─── EXCERPTED RECORDS
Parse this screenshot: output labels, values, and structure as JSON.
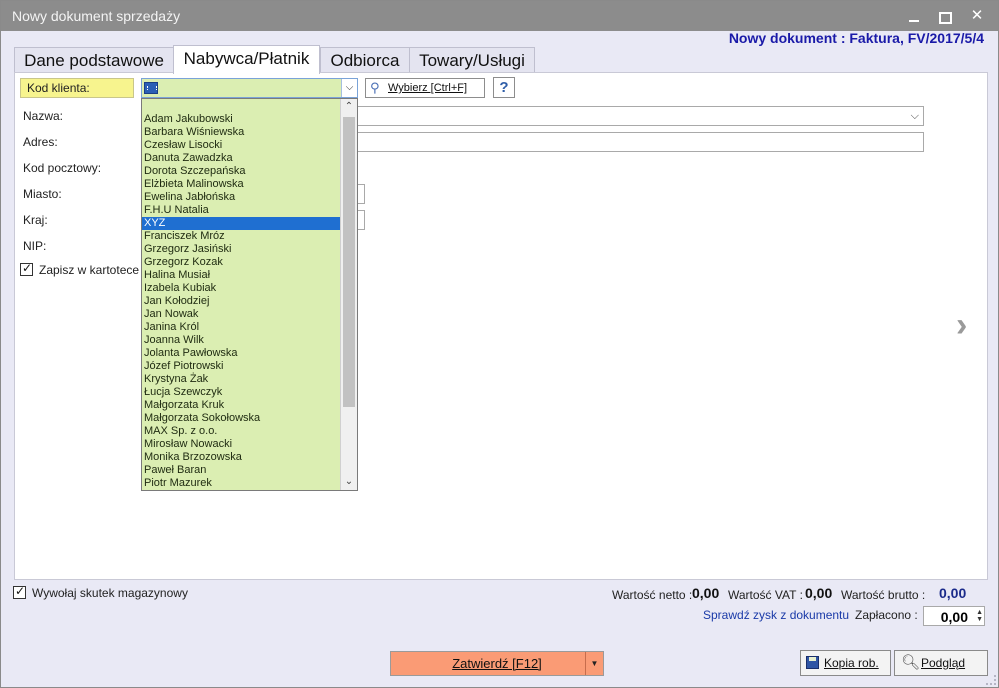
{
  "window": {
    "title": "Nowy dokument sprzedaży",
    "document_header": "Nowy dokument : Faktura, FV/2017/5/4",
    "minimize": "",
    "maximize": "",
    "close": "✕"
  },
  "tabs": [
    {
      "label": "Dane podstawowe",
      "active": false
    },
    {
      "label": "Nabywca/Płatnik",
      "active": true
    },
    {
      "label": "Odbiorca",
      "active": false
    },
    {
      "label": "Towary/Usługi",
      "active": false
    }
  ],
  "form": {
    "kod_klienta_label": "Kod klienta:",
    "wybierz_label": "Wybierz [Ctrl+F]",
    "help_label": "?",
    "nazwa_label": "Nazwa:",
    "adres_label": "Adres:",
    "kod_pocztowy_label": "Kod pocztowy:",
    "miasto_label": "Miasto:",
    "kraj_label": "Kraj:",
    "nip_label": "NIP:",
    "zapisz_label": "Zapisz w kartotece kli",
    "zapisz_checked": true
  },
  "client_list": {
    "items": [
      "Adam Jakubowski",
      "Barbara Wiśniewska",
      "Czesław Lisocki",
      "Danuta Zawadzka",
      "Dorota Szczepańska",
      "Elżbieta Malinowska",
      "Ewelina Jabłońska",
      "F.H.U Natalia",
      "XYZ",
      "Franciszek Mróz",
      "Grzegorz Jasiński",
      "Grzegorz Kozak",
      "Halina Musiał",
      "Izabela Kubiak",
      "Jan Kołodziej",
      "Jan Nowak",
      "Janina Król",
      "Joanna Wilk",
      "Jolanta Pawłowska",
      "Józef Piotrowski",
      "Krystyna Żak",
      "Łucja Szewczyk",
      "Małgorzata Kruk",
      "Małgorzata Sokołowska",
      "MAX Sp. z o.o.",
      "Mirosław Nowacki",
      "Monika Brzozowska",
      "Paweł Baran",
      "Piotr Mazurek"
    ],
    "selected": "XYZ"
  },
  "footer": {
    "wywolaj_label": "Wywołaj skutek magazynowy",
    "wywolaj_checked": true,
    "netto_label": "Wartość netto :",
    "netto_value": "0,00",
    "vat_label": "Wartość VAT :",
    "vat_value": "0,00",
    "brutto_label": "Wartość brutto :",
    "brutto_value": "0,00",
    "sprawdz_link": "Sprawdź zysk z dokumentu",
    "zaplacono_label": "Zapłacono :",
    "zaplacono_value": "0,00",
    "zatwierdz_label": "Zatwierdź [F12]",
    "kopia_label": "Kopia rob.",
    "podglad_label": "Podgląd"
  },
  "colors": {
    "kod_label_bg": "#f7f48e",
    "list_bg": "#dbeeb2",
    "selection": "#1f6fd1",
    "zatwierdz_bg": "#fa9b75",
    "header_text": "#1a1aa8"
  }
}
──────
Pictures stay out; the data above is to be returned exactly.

Parse this screenshot: output labels, values, and structure as JSON.
{
  "window": {
    "title": "Nowy dokument sprzedaży",
    "document_header": "Nowy dokument : Faktura, FV/2017/5/4",
    "minimize": "",
    "maximize": "",
    "close": "✕"
  },
  "tabs": [
    {
      "label": "Dane podstawowe",
      "active": false
    },
    {
      "label": "Nabywca/Płatnik",
      "active": true
    },
    {
      "label": "Odbiorca",
      "active": false
    },
    {
      "label": "Towary/Usługi",
      "active": false
    }
  ],
  "form": {
    "kod_klienta_label": "Kod klienta:",
    "wybierz_label": "Wybierz [Ctrl+F]",
    "help_label": "?",
    "nazwa_label": "Nazwa:",
    "adres_label": "Adres:",
    "kod_pocztowy_label": "Kod pocztowy:",
    "miasto_label": "Miasto:",
    "kraj_label": "Kraj:",
    "nip_label": "NIP:",
    "zapisz_label": "Zapisz w kartotece kli",
    "zapisz_checked": true
  },
  "client_list": {
    "items": [
      "Adam Jakubowski",
      "Barbara Wiśniewska",
      "Czesław Lisocki",
      "Danuta Zawadzka",
      "Dorota Szczepańska",
      "Elżbieta Malinowska",
      "Ewelina Jabłońska",
      "F.H.U Natalia",
      "XYZ",
      "Franciszek Mróz",
      "Grzegorz Jasiński",
      "Grzegorz Kozak",
      "Halina Musiał",
      "Izabela Kubiak",
      "Jan Kołodziej",
      "Jan Nowak",
      "Janina Król",
      "Joanna Wilk",
      "Jolanta Pawłowska",
      "Józef Piotrowski",
      "Krystyna Żak",
      "Łucja Szewczyk",
      "Małgorzata Kruk",
      "Małgorzata Sokołowska",
      "MAX Sp. z o.o.",
      "Mirosław Nowacki",
      "Monika Brzozowska",
      "Paweł Baran",
      "Piotr Mazurek"
    ],
    "selected": "XYZ"
  },
  "footer": {
    "wywolaj_label": "Wywołaj skutek magazynowy",
    "wywolaj_checked": true,
    "netto_label": "Wartość netto :",
    "netto_value": "0,00",
    "vat_label": "Wartość VAT :",
    "vat_value": "0,00",
    "brutto_label": "Wartość brutto :",
    "brutto_value": "0,00",
    "sprawdz_link": "Sprawdź zysk z dokumentu",
    "zaplacono_label": "Zapłacono :",
    "zaplacono_value": "0,00",
    "zatwierdz_label": "Zatwierdź [F12]",
    "kopia_label": "Kopia rob.",
    "podglad_label": "Podgląd"
  },
  "colors": {
    "kod_label_bg": "#f7f48e",
    "list_bg": "#dbeeb2",
    "selection": "#1f6fd1",
    "zatwierdz_bg": "#fa9b75",
    "header_text": "#1a1aa8"
  }
}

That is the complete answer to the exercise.